**Records for the exercise:**
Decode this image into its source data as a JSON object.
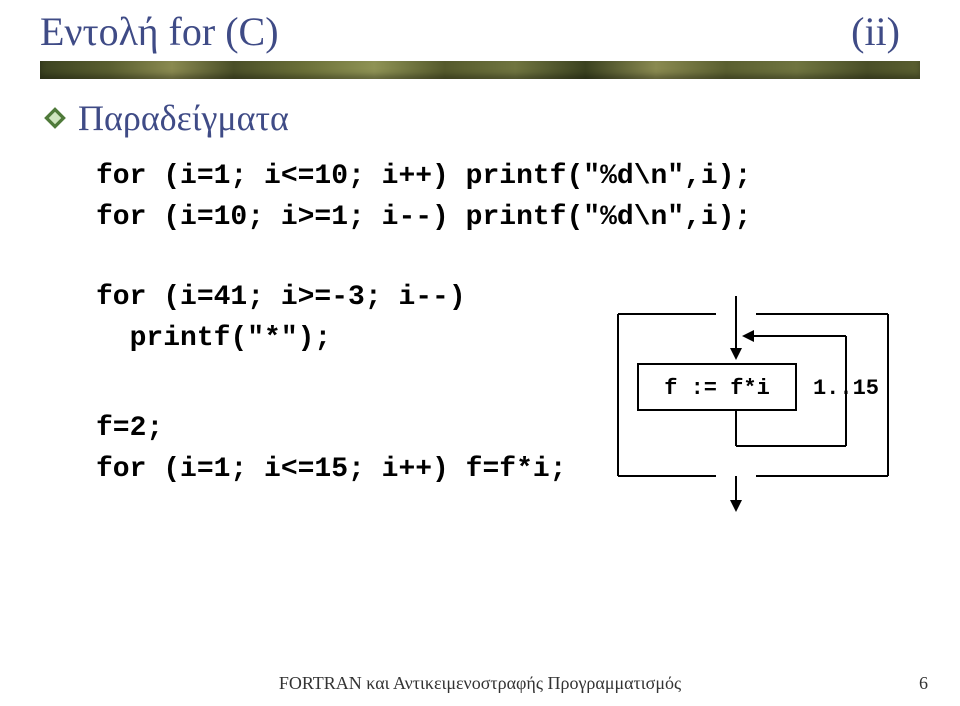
{
  "title": {
    "left": "Εντολή for (C)",
    "right": "(ii)"
  },
  "bullet": {
    "label": "Παραδείγματα"
  },
  "code": {
    "block1_line1": "for (i=1; i<=10; i++) printf(\"%d\\n\",i);",
    "block1_line2": "for (i=10; i>=1; i--) printf(\"%d\\n\",i);",
    "block2_line1": "for (i=41; i>=-3; i--)",
    "block2_line2": "  printf(\"*\");",
    "block3_line1": "f=2;",
    "block3_line2": "for (i=1; i<=15; i++) f=f*i;"
  },
  "diagram": {
    "box_text": "f := f*i",
    "side_label": "1..15"
  },
  "footer": {
    "text": "FORTRAN και Αντικειμενοστραφής Προγραμματισμός",
    "page": "6"
  }
}
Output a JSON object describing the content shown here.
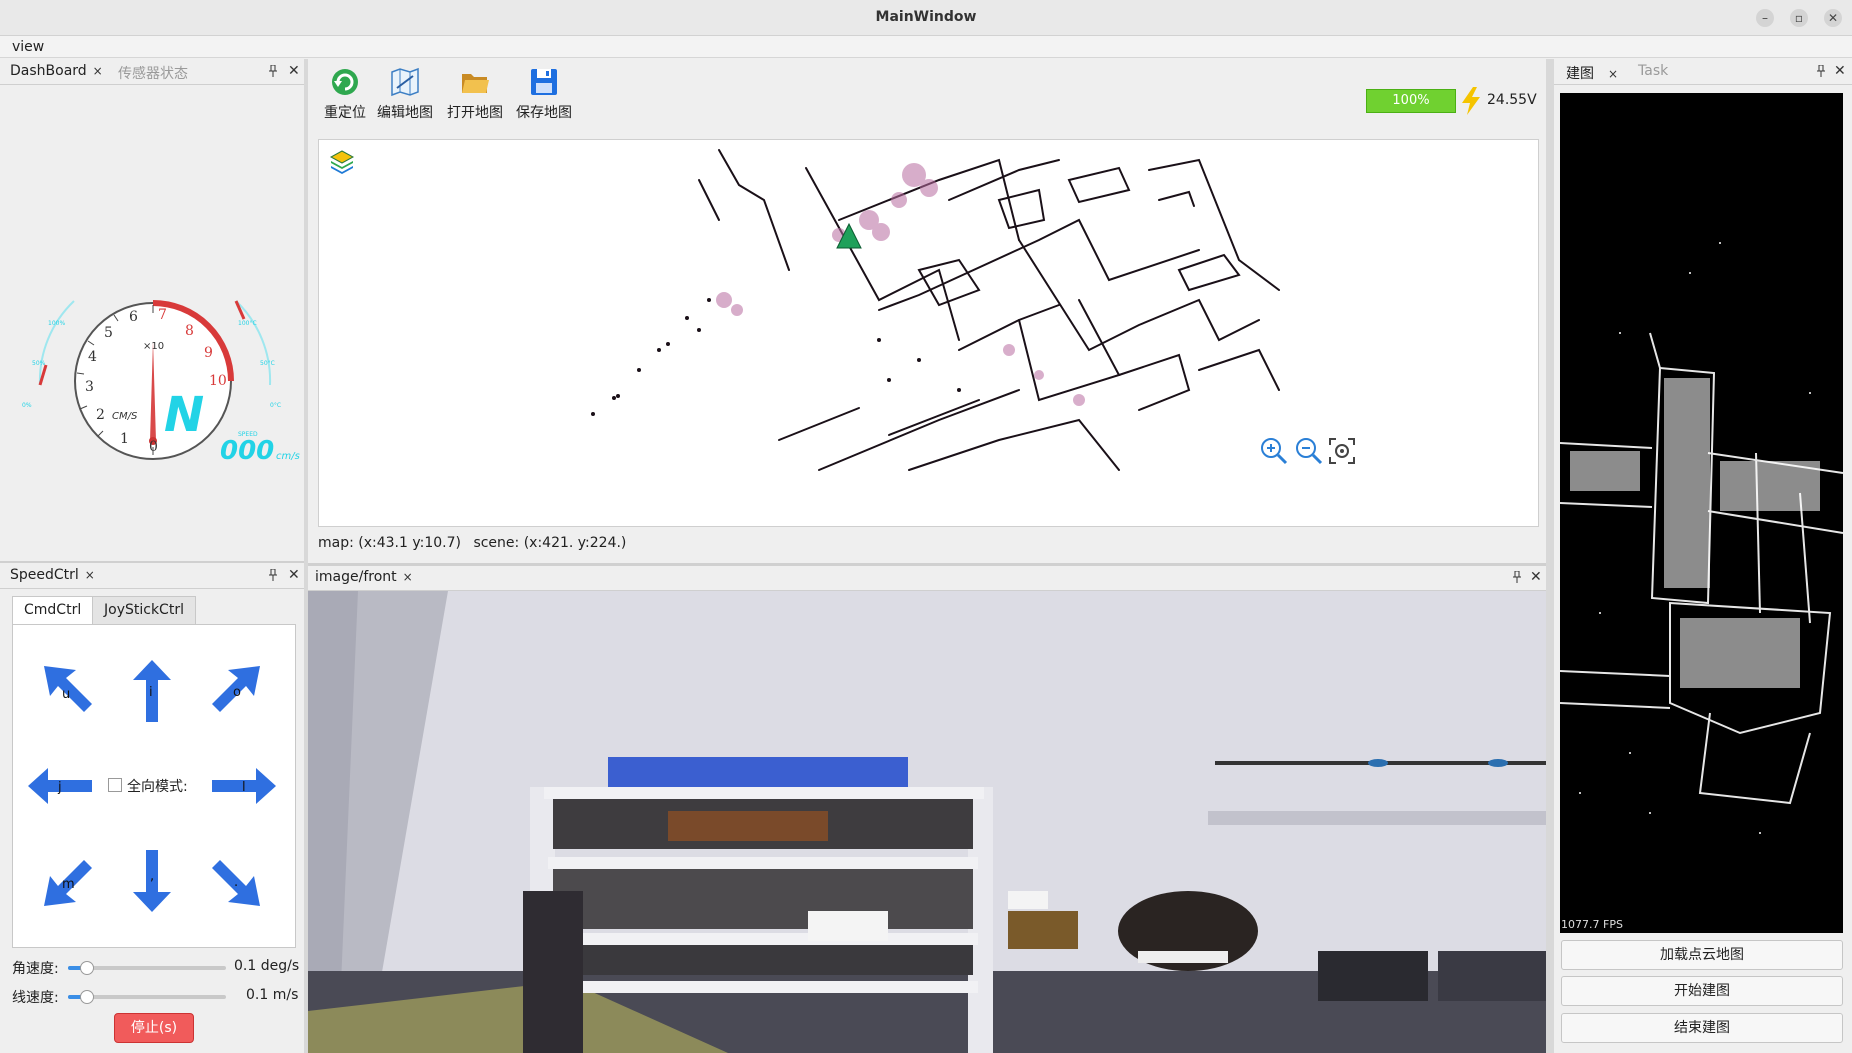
{
  "window": {
    "title": "MainWindow",
    "minimize": "–",
    "maximize": "▫",
    "close": "✕"
  },
  "menubar": {
    "view": "view"
  },
  "dashboard_dock": {
    "tabs": [
      {
        "label": "DashBoard",
        "active": true
      },
      {
        "label": "传感器状态",
        "active": false
      }
    ],
    "close_glyph": "×",
    "gauge": {
      "unit": "CM/S",
      "multiplier": "×10",
      "ticks": [
        "0",
        "1",
        "2",
        "3",
        "4",
        "5",
        "6",
        "7",
        "8",
        "9",
        "10"
      ],
      "gear": "N",
      "speed_caption": "SPEED",
      "speed_value": "000",
      "speed_unit": "cm/s",
      "left_arc_labels": [
        "100%",
        "50%",
        "0%"
      ],
      "right_arc_labels": [
        "100°C",
        "50°C",
        "0°C"
      ]
    }
  },
  "speedctrl_dock": {
    "tab_label": "SpeedCtrl",
    "subtabs": [
      {
        "label": "CmdCtrl",
        "active": true
      },
      {
        "label": "JoyStickCtrl",
        "active": false
      }
    ],
    "keys": {
      "up_left": "u",
      "up": "i",
      "up_right": "o",
      "left": "j",
      "right": "l",
      "down_left": "m",
      "down": ",",
      "down_right": "."
    },
    "omni_mode_label": "全向模式:",
    "omni_mode_checked": false,
    "angular": {
      "label": "角速度:",
      "value": "0.1 deg/s",
      "level": 0.1
    },
    "linear": {
      "label": "线速度:",
      "value": "0.1 m/s",
      "level": 0.1
    },
    "stop_button": "停止(s)"
  },
  "toolbar": {
    "relocate": "重定位",
    "edit_map": "编辑地图",
    "open_map": "打开地图",
    "save_map": "保存地图",
    "battery_percent": "100%",
    "voltage": "24.55V"
  },
  "map_status": {
    "map": "map:  (x:43.1 y:10.7)",
    "scene": "scene:  (x:421. y:224.)"
  },
  "image_dock": {
    "tab_label": "image/front"
  },
  "right_dock": {
    "tabs": [
      {
        "label": "建图",
        "active": true
      },
      {
        "label": "Task",
        "active": false
      }
    ],
    "fps": "1077.7 FPS",
    "buttons": {
      "load_pointcloud_map": "加载点云地图",
      "start_mapping": "开始建图",
      "end_mapping": "结束建图"
    }
  },
  "colors": {
    "accent_blue": "#2f6fe0",
    "battery_green": "#70d130",
    "stop_red": "#f15b5b",
    "gauge_red": "#d83a3a",
    "gauge_cyan": "#22d3e6"
  }
}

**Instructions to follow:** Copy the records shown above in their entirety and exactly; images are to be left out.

**Task response:**
Decode this image into its source data as a JSON object.
{
  "title": {
    "left": "Εντολή for (C)",
    "right": "(ii)"
  },
  "bullet": {
    "label": "Παραδείγματα"
  },
  "code": {
    "block1_line1": "for (i=1; i<=10; i++) printf(\"%d\\n\",i);",
    "block1_line2": "for (i=10; i>=1; i--) printf(\"%d\\n\",i);",
    "block2_line1": "for (i=41; i>=-3; i--)",
    "block2_line2": "  printf(\"*\");",
    "block3_line1": "f=2;",
    "block3_line2": "for (i=1; i<=15; i++) f=f*i;"
  },
  "diagram": {
    "box_text": "f := f*i",
    "side_label": "1..15"
  },
  "footer": {
    "text": "FORTRAN και Αντικειμενοστραφής Προγραμματισμός",
    "page": "6"
  }
}
Output a JSON object describing the content shown here.
{
  "window": {
    "title": "MainWindow",
    "minimize": "–",
    "maximize": "▫",
    "close": "✕"
  },
  "menubar": {
    "view": "view"
  },
  "dashboard_dock": {
    "tabs": [
      {
        "label": "DashBoard",
        "active": true
      },
      {
        "label": "传感器状态",
        "active": false
      }
    ],
    "close_glyph": "×",
    "gauge": {
      "unit": "CM/S",
      "multiplier": "×10",
      "ticks": [
        "0",
        "1",
        "2",
        "3",
        "4",
        "5",
        "6",
        "7",
        "8",
        "9",
        "10"
      ],
      "gear": "N",
      "speed_caption": "SPEED",
      "speed_value": "000",
      "speed_unit": "cm/s",
      "left_arc_labels": [
        "100%",
        "50%",
        "0%"
      ],
      "right_arc_labels": [
        "100°C",
        "50°C",
        "0°C"
      ]
    }
  },
  "speedctrl_dock": {
    "tab_label": "SpeedCtrl",
    "subtabs": [
      {
        "label": "CmdCtrl",
        "active": true
      },
      {
        "label": "JoyStickCtrl",
        "active": false
      }
    ],
    "keys": {
      "up_left": "u",
      "up": "i",
      "up_right": "o",
      "left": "j",
      "right": "l",
      "down_left": "m",
      "down": ",",
      "down_right": "."
    },
    "omni_mode_label": "全向模式:",
    "omni_mode_checked": false,
    "angular": {
      "label": "角速度:",
      "value": "0.1 deg/s",
      "level": 0.1
    },
    "linear": {
      "label": "线速度:",
      "value": "0.1 m/s",
      "level": 0.1
    },
    "stop_button": "停止(s)"
  },
  "toolbar": {
    "relocate": "重定位",
    "edit_map": "编辑地图",
    "open_map": "打开地图",
    "save_map": "保存地图",
    "battery_percent": "100%",
    "voltage": "24.55V"
  },
  "map_status": {
    "map": "map:  (x:43.1 y:10.7)",
    "scene": "scene:  (x:421. y:224.)"
  },
  "image_dock": {
    "tab_label": "image/front"
  },
  "right_dock": {
    "tabs": [
      {
        "label": "建图",
        "active": true
      },
      {
        "label": "Task",
        "active": false
      }
    ],
    "fps": "1077.7 FPS",
    "buttons": {
      "load_pointcloud_map": "加载点云地图",
      "start_mapping": "开始建图",
      "end_mapping": "结束建图"
    }
  },
  "colors": {
    "accent_blue": "#2f6fe0",
    "battery_green": "#70d130",
    "stop_red": "#f15b5b",
    "gauge_red": "#d83a3a",
    "gauge_cyan": "#22d3e6"
  }
}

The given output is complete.